Allison is a great example of OhioGuidestone’s dedication to children and families as she provides insight on the need for foster caregivers and families.

Watch the story here.

Read more below:

Foster care organizations in need of foster parents, especially for teens in northwest Ohio:

National Foster Care Month

A coordinator with foster care organization OhioGuidestone says the number of children needing foster families greatly outnumbers families currently signed up.

Foster care organizations in need of foster parents, especially for teens in northwest Ohio: National Foster Care Month

OHIO, USA — There is a need for foster families in northwest Ohio. Local organizations are getting the word out during National Foster Care Month in hopes of finding more homes to meet that need.

OhioGuidestone is one of those groups. It is a private, non-profit organization that helps to connect families to foster children and other services.

McQueen said most families want to foster kids five years old or younger. However, OhioGuideStone said the greatest need is for children 10 years old and older.

In the last two months, she said only a handful of younger kids were brought into their care.

“Those kids are like medically fragile kids and have a lot of behaviors like multiple tantrums in a day, or (behaviors) like screaming and crying,” McQueen said.

The organization goes through a county’s children services agency to help connect caregivers and kids.

  • To foster through the organization, you have to be 21 years old, versus the state’s age of 18.
  • You will need to be able to prove that you can financially care for yourself and the child.
  • Furthermore, you have to go through extensive training and home visits beforehand.

McQueen said that before fostering, a caregiver must be very mindful of the child’s past and not just judge from their file. A caregiver should be open to adapting.

“Your home is going to be way different than where they came from,” McQueen said. “And what works there is not going to work for you.”

Those like Hannah Rose began their foster care journey in January with the help of the OhioGuidestone’s Perrysburg office.

“This is my first time, so there are instances where I don’t know. (Like) ‘am I allowed to sign this paper?’ or ‘how do I handle this behavior?’ and they’ve been extremely responsive,” Rose said.

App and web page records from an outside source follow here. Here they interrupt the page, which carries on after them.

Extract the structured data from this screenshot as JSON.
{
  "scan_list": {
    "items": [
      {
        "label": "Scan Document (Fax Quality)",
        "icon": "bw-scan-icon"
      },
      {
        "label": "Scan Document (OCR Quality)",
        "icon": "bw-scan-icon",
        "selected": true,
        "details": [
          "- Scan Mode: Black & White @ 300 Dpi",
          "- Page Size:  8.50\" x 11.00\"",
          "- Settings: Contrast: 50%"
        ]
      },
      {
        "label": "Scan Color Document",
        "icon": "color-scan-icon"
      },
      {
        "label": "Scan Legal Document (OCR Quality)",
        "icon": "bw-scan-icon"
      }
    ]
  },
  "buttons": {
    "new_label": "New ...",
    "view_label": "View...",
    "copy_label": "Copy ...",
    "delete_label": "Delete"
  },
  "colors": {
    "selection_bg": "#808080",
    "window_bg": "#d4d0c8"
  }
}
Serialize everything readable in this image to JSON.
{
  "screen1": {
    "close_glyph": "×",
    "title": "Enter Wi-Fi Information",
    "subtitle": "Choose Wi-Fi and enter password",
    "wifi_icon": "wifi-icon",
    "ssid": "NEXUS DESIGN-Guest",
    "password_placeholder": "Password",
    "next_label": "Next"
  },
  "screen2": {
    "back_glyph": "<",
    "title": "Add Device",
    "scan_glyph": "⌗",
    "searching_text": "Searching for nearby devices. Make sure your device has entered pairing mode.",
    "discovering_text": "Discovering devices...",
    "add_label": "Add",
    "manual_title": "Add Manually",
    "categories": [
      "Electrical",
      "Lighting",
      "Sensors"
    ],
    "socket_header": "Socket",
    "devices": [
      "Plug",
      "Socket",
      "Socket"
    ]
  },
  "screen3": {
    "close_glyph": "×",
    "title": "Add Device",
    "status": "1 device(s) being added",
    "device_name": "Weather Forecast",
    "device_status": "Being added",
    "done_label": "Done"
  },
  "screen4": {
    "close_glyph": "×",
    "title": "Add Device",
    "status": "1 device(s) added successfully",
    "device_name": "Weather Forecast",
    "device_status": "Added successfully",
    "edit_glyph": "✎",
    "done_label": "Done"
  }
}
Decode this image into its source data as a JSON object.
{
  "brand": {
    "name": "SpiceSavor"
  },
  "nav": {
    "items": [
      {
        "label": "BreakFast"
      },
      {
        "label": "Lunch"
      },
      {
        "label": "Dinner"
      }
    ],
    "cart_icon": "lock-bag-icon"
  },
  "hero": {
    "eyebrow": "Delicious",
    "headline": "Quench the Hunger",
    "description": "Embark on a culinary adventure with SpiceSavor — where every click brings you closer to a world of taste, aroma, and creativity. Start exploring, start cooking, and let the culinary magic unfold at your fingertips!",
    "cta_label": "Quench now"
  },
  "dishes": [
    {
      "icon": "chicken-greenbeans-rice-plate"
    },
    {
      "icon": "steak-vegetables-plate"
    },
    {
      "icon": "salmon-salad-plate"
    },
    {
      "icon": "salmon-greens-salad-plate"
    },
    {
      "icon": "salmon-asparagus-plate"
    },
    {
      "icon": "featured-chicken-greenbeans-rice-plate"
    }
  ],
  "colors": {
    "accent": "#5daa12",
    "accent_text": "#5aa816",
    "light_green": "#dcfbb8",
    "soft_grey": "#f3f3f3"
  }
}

Rose is a single parent and said it’s not always the easiest caring for her first foster child, but it’s rewarding. She also said it’s important not to judge a child by what you read about them on the paper. She said with proper education and preparation, anything is possible.